  • Particularly interesting is an examination of the SWAN respondents by service status. Undiagnosed conditions (meaning self-reported symptom presence that may indicate a problem) is low in retirees and veterans but high (20 percent) in active duty women, indicating stigma against care seeking in this community.

Other Highlights From Survey

  • 66% responded that military service had a negative impact on their physical well being.
  • 61% said they have a service-connected disability rating from the VA.
  • 60% report that they have been clinically diagnosed with a depressive disorder.
  • 51% report that they have been clinically diagnosed with a post traumatic stress injury.
  • 49 % percent say some type of  gender bias, sexual harassment and/or sexual violence negatively affected their mental wellness.

Survey Respondent Demographics

Currently serving 17%

Veteran 61%

Retired 21%

Officer 18%

Enlisted 76%

Both 6%

Army 47%

Air Force 25%

Navy 17%

Marine Corps 7%

Coast Guard 4%

White 80%

Black 12%

Hispanic 9%

Other minority groups 7%

Other Demographic Data

  • 55% of respondents are post 9/11 service women.
  • 63% have a bachelor’s or higher-level degrees (relative to their civilian counterparts they are a very well educated demographic group).
  • 16% report being unemployed.
  • 43% report being caregivers.

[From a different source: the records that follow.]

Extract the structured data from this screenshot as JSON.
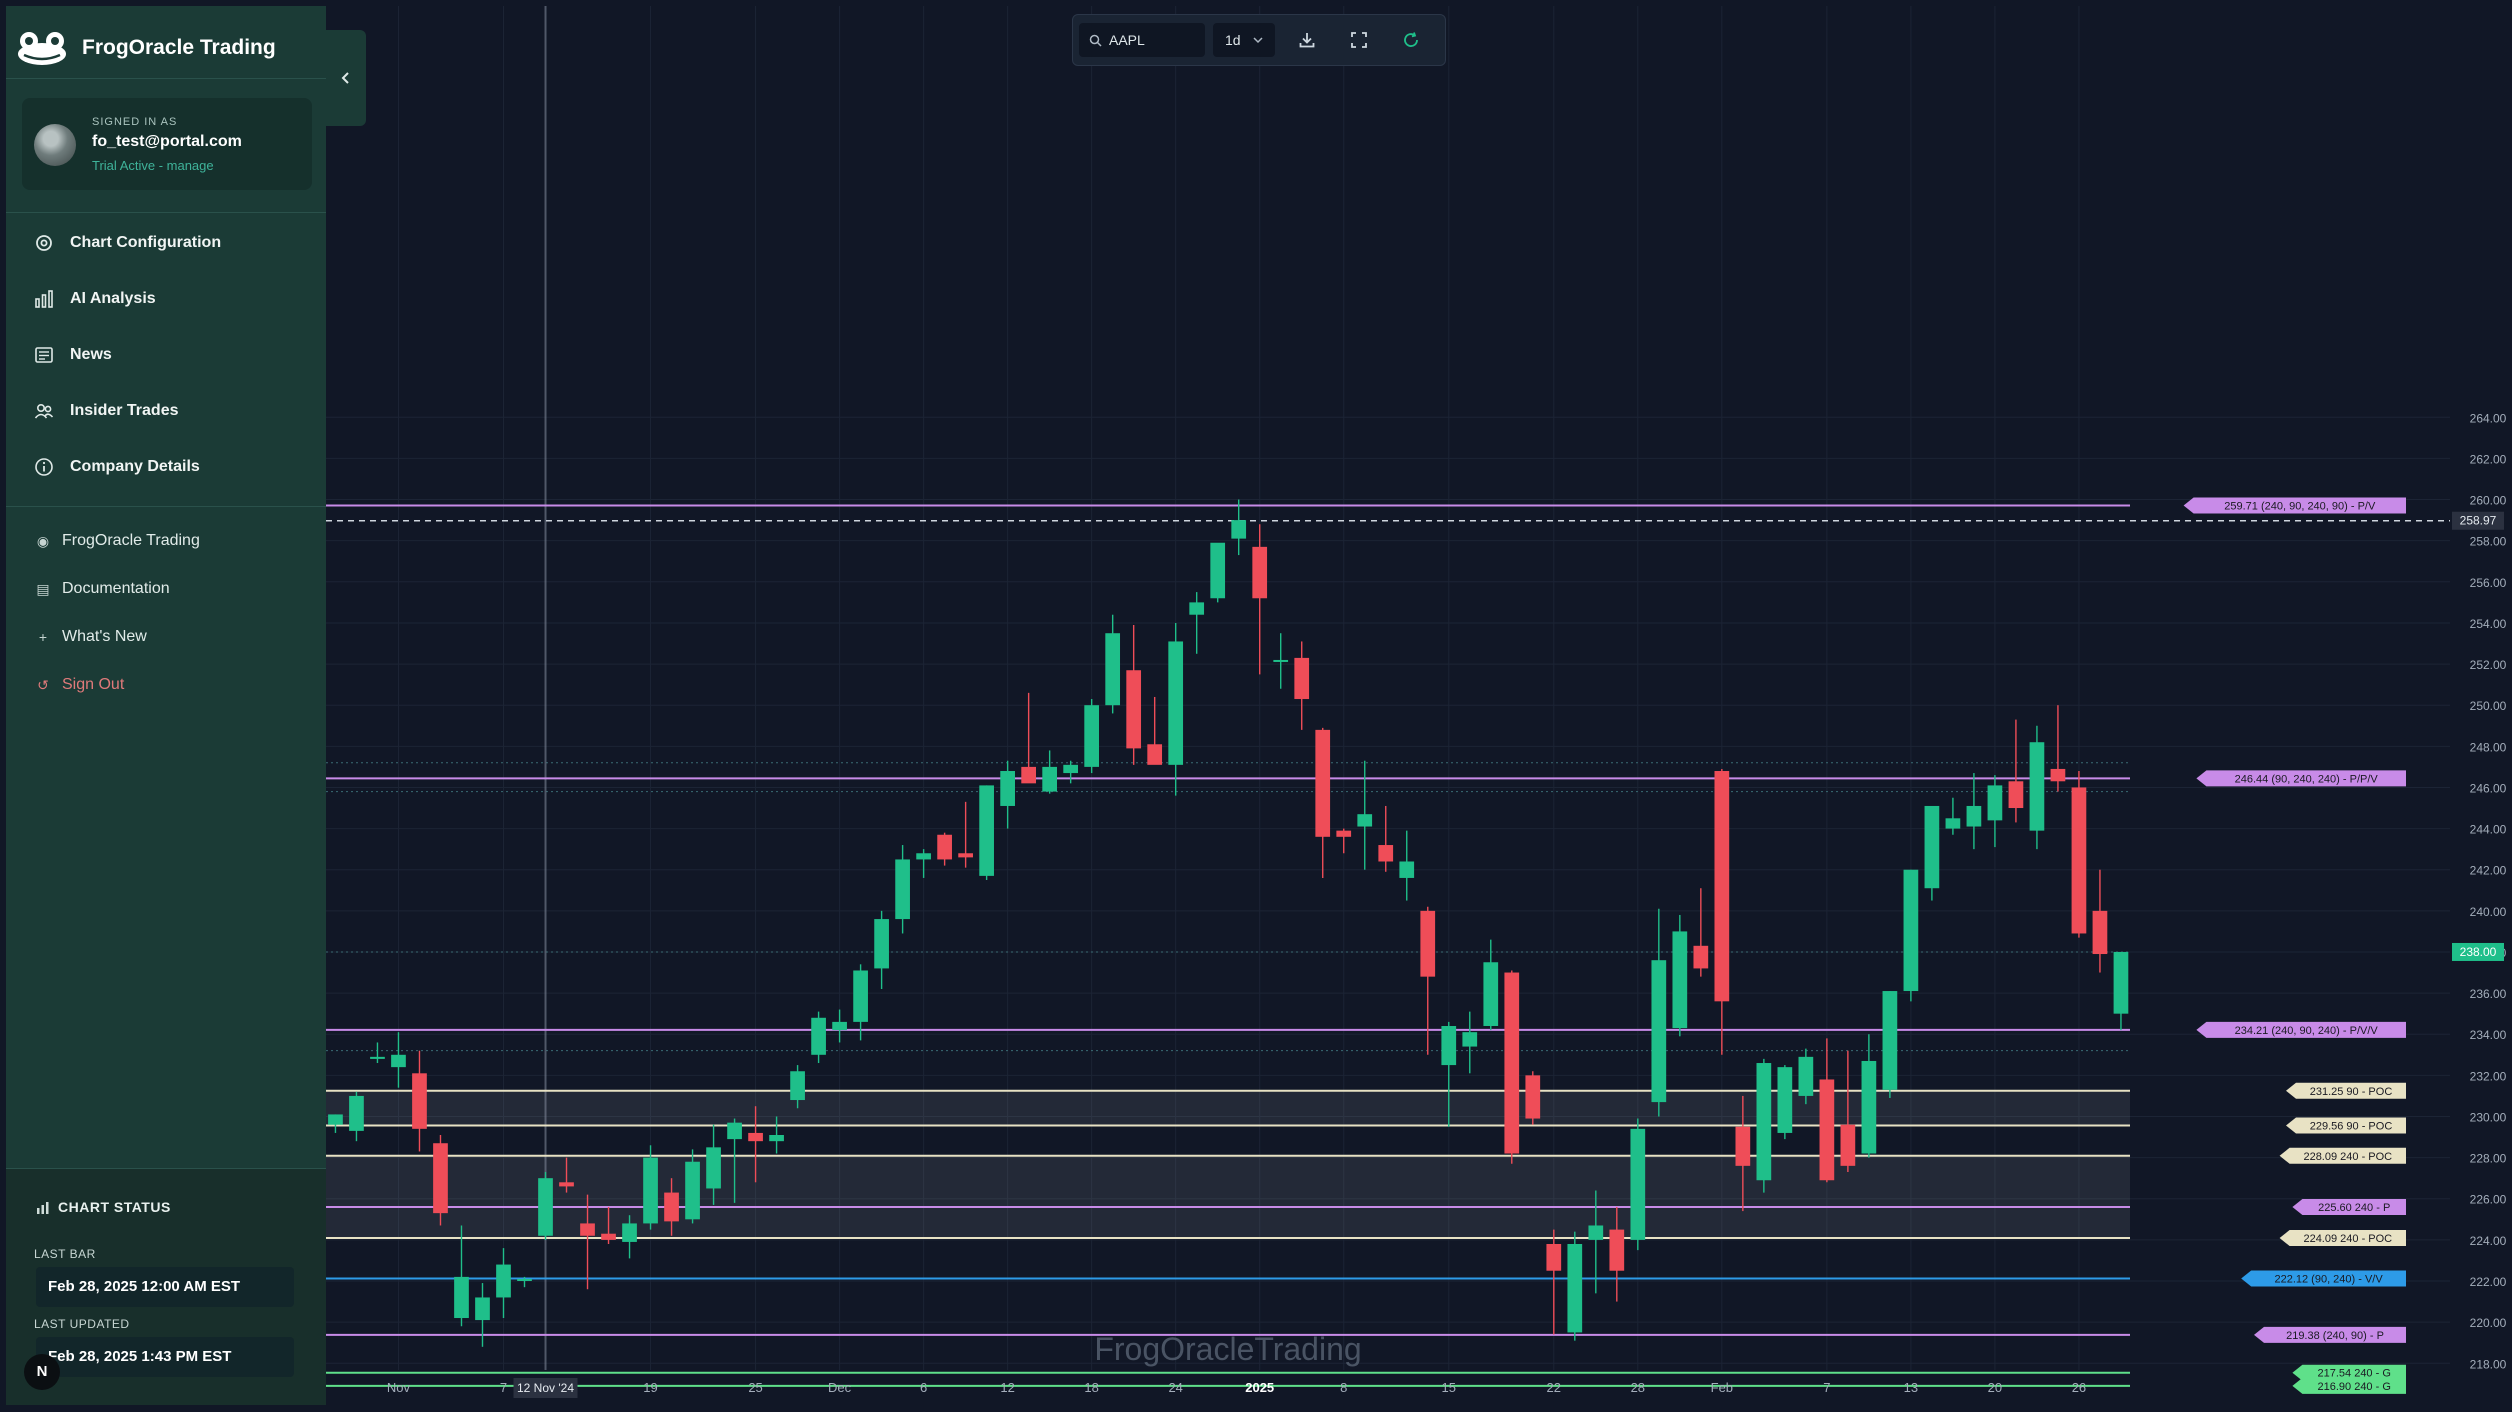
{
  "sidebar": {
    "brand": "FrogOracle Trading",
    "user": {
      "signed_in_label": "SIGNED IN AS",
      "email": "fo_test@portal.com",
      "trial": "Trial Active - manage"
    },
    "nav": [
      {
        "label": "Chart Configuration",
        "icon": "gear-icon"
      },
      {
        "label": "AI Analysis",
        "icon": "bar-chart-icon"
      },
      {
        "label": "News",
        "icon": "newspaper-icon"
      },
      {
        "label": "Insider Trades",
        "icon": "users-icon"
      },
      {
        "label": "Company Details",
        "icon": "info-icon"
      }
    ],
    "links": [
      {
        "label": "FrogOracle Trading",
        "icon": "frog-icon"
      },
      {
        "label": "Documentation",
        "icon": "document-icon"
      },
      {
        "label": "What's New",
        "icon": "plus-icon"
      },
      {
        "label": "Sign Out",
        "icon": "logout-icon"
      }
    ],
    "status": {
      "title": "CHART STATUS",
      "last_bar_label": "LAST BAR",
      "last_bar": "Feb 28, 2025 12:00 AM EST",
      "last_updated_label": "LAST UPDATED",
      "last_updated": "Feb 28, 2025 1:43 PM EST"
    },
    "badge": "N"
  },
  "toolbar": {
    "symbol": "AAPL",
    "interval": "1d",
    "buttons": [
      "download-icon",
      "fullscreen-icon",
      "refresh-icon"
    ]
  },
  "chart_data": {
    "type": "candlestick",
    "symbol": "AAPL",
    "watermark": "FrogOracleTrading",
    "y_range": [
      216.7,
      284.0
    ],
    "y_ticks": [
      218,
      220,
      222,
      224,
      226,
      228,
      230,
      232,
      234,
      236,
      238,
      240,
      242,
      244,
      246,
      248,
      250,
      252,
      254,
      256,
      258,
      260,
      262,
      264
    ],
    "x_ticks": [
      "Nov",
      "7",
      "19",
      "25",
      "Dec",
      "6",
      "12",
      "18",
      "24",
      "2025",
      "8",
      "15",
      "22",
      "28",
      "Feb",
      "7",
      "13",
      "20",
      "26"
    ],
    "crosshair_label": "12 Nov '24",
    "current_price": "238.00",
    "dashed_price": "258.97",
    "candles": [
      {
        "o": 229.6,
        "h": 230.1,
        "l": 229.2,
        "c": 230.1
      },
      {
        "o": 229.3,
        "h": 231.2,
        "l": 228.8,
        "c": 231.0
      },
      {
        "o": 232.8,
        "h": 233.6,
        "l": 232.6,
        "c": 232.9
      },
      {
        "o": 232.4,
        "h": 234.1,
        "l": 231.4,
        "c": 233.0
      },
      {
        "o": 232.1,
        "h": 233.2,
        "l": 228.3,
        "c": 229.4
      },
      {
        "o": 228.7,
        "h": 229.1,
        "l": 224.7,
        "c": 225.3
      },
      {
        "o": 220.2,
        "h": 224.7,
        "l": 219.8,
        "c": 222.2
      },
      {
        "o": 220.1,
        "h": 221.9,
        "l": 218.8,
        "c": 221.2
      },
      {
        "o": 221.2,
        "h": 223.6,
        "l": 220.2,
        "c": 222.8
      },
      {
        "o": 222.0,
        "h": 222.2,
        "l": 221.7,
        "c": 222.1
      },
      {
        "o": 224.2,
        "h": 227.3,
        "l": 224.0,
        "c": 227.0
      },
      {
        "o": 226.8,
        "h": 228.0,
        "l": 226.3,
        "c": 226.6
      },
      {
        "o": 224.8,
        "h": 226.2,
        "l": 221.6,
        "c": 224.2
      },
      {
        "o": 224.3,
        "h": 225.6,
        "l": 223.8,
        "c": 224.0
      },
      {
        "o": 223.9,
        "h": 225.2,
        "l": 223.1,
        "c": 224.8
      },
      {
        "o": 224.8,
        "h": 228.6,
        "l": 224.5,
        "c": 228.0
      },
      {
        "o": 226.3,
        "h": 227.0,
        "l": 224.2,
        "c": 224.9
      },
      {
        "o": 225.0,
        "h": 228.4,
        "l": 224.8,
        "c": 227.8
      },
      {
        "o": 226.5,
        "h": 229.6,
        "l": 225.7,
        "c": 228.5
      },
      {
        "o": 228.9,
        "h": 229.9,
        "l": 225.8,
        "c": 229.7
      },
      {
        "o": 229.2,
        "h": 230.5,
        "l": 226.8,
        "c": 228.8
      },
      {
        "o": 228.8,
        "h": 230.0,
        "l": 228.2,
        "c": 229.1
      },
      {
        "o": 230.8,
        "h": 232.5,
        "l": 230.4,
        "c": 232.2
      },
      {
        "o": 233.0,
        "h": 235.1,
        "l": 232.6,
        "c": 234.8
      },
      {
        "o": 234.2,
        "h": 235.2,
        "l": 233.6,
        "c": 234.6
      },
      {
        "o": 234.6,
        "h": 237.4,
        "l": 233.7,
        "c": 237.1
      },
      {
        "o": 237.2,
        "h": 240.0,
        "l": 236.2,
        "c": 239.6
      },
      {
        "o": 239.6,
        "h": 243.2,
        "l": 238.9,
        "c": 242.5
      },
      {
        "o": 242.5,
        "h": 243.0,
        "l": 241.6,
        "c": 242.8
      },
      {
        "o": 243.7,
        "h": 243.8,
        "l": 242.2,
        "c": 242.5
      },
      {
        "o": 242.8,
        "h": 245.3,
        "l": 242.1,
        "c": 242.6
      },
      {
        "o": 241.7,
        "h": 246.1,
        "l": 241.5,
        "c": 246.1
      },
      {
        "o": 245.1,
        "h": 247.3,
        "l": 244.0,
        "c": 246.8
      },
      {
        "o": 247.0,
        "h": 250.6,
        "l": 246.5,
        "c": 246.2
      },
      {
        "o": 245.8,
        "h": 247.8,
        "l": 245.7,
        "c": 247.0
      },
      {
        "o": 246.7,
        "h": 247.3,
        "l": 246.2,
        "c": 247.1
      },
      {
        "o": 247.0,
        "h": 250.3,
        "l": 246.7,
        "c": 250.0
      },
      {
        "o": 250.0,
        "h": 254.4,
        "l": 249.6,
        "c": 253.5
      },
      {
        "o": 251.7,
        "h": 253.9,
        "l": 247.1,
        "c": 247.9
      },
      {
        "o": 248.1,
        "h": 250.4,
        "l": 247.2,
        "c": 247.1
      },
      {
        "o": 247.1,
        "h": 254.0,
        "l": 245.6,
        "c": 253.1
      },
      {
        "o": 254.4,
        "h": 255.5,
        "l": 252.5,
        "c": 255.0
      },
      {
        "o": 255.2,
        "h": 257.3,
        "l": 255.0,
        "c": 257.9
      },
      {
        "o": 258.1,
        "h": 260.0,
        "l": 257.3,
        "c": 259.0
      },
      {
        "o": 257.7,
        "h": 258.8,
        "l": 251.5,
        "c": 255.2
      },
      {
        "o": 252.2,
        "h": 253.5,
        "l": 250.8,
        "c": 252.2
      },
      {
        "o": 252.3,
        "h": 253.1,
        "l": 248.8,
        "c": 250.3
      },
      {
        "o": 248.8,
        "h": 248.9,
        "l": 241.6,
        "c": 243.6
      },
      {
        "o": 243.9,
        "h": 244.0,
        "l": 242.8,
        "c": 243.6
      },
      {
        "o": 244.1,
        "h": 247.3,
        "l": 242.0,
        "c": 244.7
      },
      {
        "o": 243.2,
        "h": 245.1,
        "l": 241.9,
        "c": 242.4
      },
      {
        "o": 241.6,
        "h": 243.9,
        "l": 240.5,
        "c": 242.4
      },
      {
        "o": 240.0,
        "h": 240.2,
        "l": 233.0,
        "c": 236.8
      },
      {
        "o": 232.5,
        "h": 234.6,
        "l": 229.5,
        "c": 234.4
      },
      {
        "o": 233.4,
        "h": 235.1,
        "l": 232.1,
        "c": 234.1
      },
      {
        "o": 234.4,
        "h": 238.6,
        "l": 234.2,
        "c": 237.5
      },
      {
        "o": 237.0,
        "h": 237.1,
        "l": 227.7,
        "c": 228.2
      },
      {
        "o": 232.0,
        "h": 232.2,
        "l": 229.6,
        "c": 229.9
      },
      {
        "o": 223.8,
        "h": 224.5,
        "l": 219.4,
        "c": 222.5
      },
      {
        "o": 219.5,
        "h": 224.4,
        "l": 219.1,
        "c": 223.8
      },
      {
        "o": 224.0,
        "h": 226.4,
        "l": 221.4,
        "c": 224.7
      },
      {
        "o": 224.5,
        "h": 225.6,
        "l": 221.0,
        "c": 222.5
      },
      {
        "o": 224.0,
        "h": 229.9,
        "l": 223.5,
        "c": 229.4
      },
      {
        "o": 230.7,
        "h": 240.1,
        "l": 230.0,
        "c": 237.6
      },
      {
        "o": 234.3,
        "h": 239.8,
        "l": 233.9,
        "c": 239.0
      },
      {
        "o": 238.3,
        "h": 241.1,
        "l": 236.8,
        "c": 237.2
      },
      {
        "o": 246.8,
        "h": 246.9,
        "l": 233.0,
        "c": 235.6
      },
      {
        "o": 229.5,
        "h": 231.0,
        "l": 225.4,
        "c": 227.6
      },
      {
        "o": 226.9,
        "h": 232.8,
        "l": 226.3,
        "c": 232.6
      },
      {
        "o": 229.2,
        "h": 232.5,
        "l": 228.9,
        "c": 232.4
      },
      {
        "o": 231.0,
        "h": 233.3,
        "l": 230.6,
        "c": 232.9
      },
      {
        "o": 231.8,
        "h": 233.8,
        "l": 226.8,
        "c": 226.9
      },
      {
        "o": 229.6,
        "h": 233.2,
        "l": 227.3,
        "c": 227.6
      },
      {
        "o": 228.2,
        "h": 234.0,
        "l": 228.0,
        "c": 232.7
      },
      {
        "o": 231.3,
        "h": 236.1,
        "l": 230.9,
        "c": 236.1
      },
      {
        "o": 236.1,
        "h": 242.0,
        "l": 235.6,
        "c": 242.0
      },
      {
        "o": 241.1,
        "h": 245.0,
        "l": 240.5,
        "c": 245.1
      },
      {
        "o": 244.0,
        "h": 245.5,
        "l": 243.7,
        "c": 244.5
      },
      {
        "o": 244.1,
        "h": 246.7,
        "l": 243.0,
        "c": 245.1
      },
      {
        "o": 244.4,
        "h": 246.6,
        "l": 243.1,
        "c": 246.1
      },
      {
        "o": 246.3,
        "h": 249.3,
        "l": 244.3,
        "c": 245.0
      },
      {
        "o": 243.9,
        "h": 249.0,
        "l": 243.0,
        "c": 248.2
      },
      {
        "o": 246.9,
        "h": 250.0,
        "l": 245.8,
        "c": 246.3
      },
      {
        "o": 246.0,
        "h": 246.8,
        "l": 238.7,
        "c": 238.9
      },
      {
        "o": 240.0,
        "h": 242.0,
        "l": 237.0,
        "c": 237.9
      },
      {
        "o": 235.0,
        "h": 238.0,
        "l": 234.2,
        "c": 238.0
      }
    ],
    "levels": [
      {
        "price": 259.71,
        "label": "259.71 (240, 90, 240, 90) - P/V",
        "color": "#c88be8"
      },
      {
        "price": 246.44,
        "label": "246.44 (90, 240, 240) - P/P/V",
        "color": "#c88be8"
      },
      {
        "price": 234.21,
        "label": "234.21 (240, 90, 240) - P/V/V",
        "color": "#c88be8"
      },
      {
        "price": 231.25,
        "label": "231.25 90 - POC",
        "color": "#e8e2c4"
      },
      {
        "price": 229.56,
        "label": "229.56 90 - POC",
        "color": "#e8e2c4"
      },
      {
        "price": 228.09,
        "label": "228.09 240 - POC",
        "color": "#e8e2c4"
      },
      {
        "price": 225.6,
        "label": "225.60 240 - P",
        "color": "#c88be8"
      },
      {
        "price": 224.09,
        "label": "224.09 240 - POC",
        "color": "#e8e2c4"
      },
      {
        "price": 222.12,
        "label": "222.12 (90, 240) - V/V",
        "color": "#2d9be8"
      },
      {
        "price": 219.38,
        "label": "219.38 (240, 90) - P",
        "color": "#c88be8"
      },
      {
        "price": 217.54,
        "label": "217.54 240 - G",
        "color": "#5fe08a"
      },
      {
        "price": 216.9,
        "label": "216.90 240 - G",
        "color": "#5fe08a"
      }
    ],
    "colors": {
      "up": "#1fbf8a",
      "down": "#ef4d58",
      "background": "#111726",
      "grid": "#1c2435"
    }
  }
}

SWAN thanks the United Health Foundation and Sidley Austin LLP for their support of military women.

About the Service Women’s Action Network
SWAN is a national, nonpartisan organization and member-driven community network advocating for the individual and collective needs of service women. To date, SWAN has played a major role in opening all military jobs to service women, holding sex offenders accountable in the military justice system, eliminating barriers to disability claims for those who have experienced military sexual trauma, and expanding access to a broad range of reproductive healthcare services for service women. You can follow Service Women’s Action Network on Facebook at http://www.facebook.com/servicewomen, Twitter @servicewomen or visit our website at www.servicewomen.org.
 ###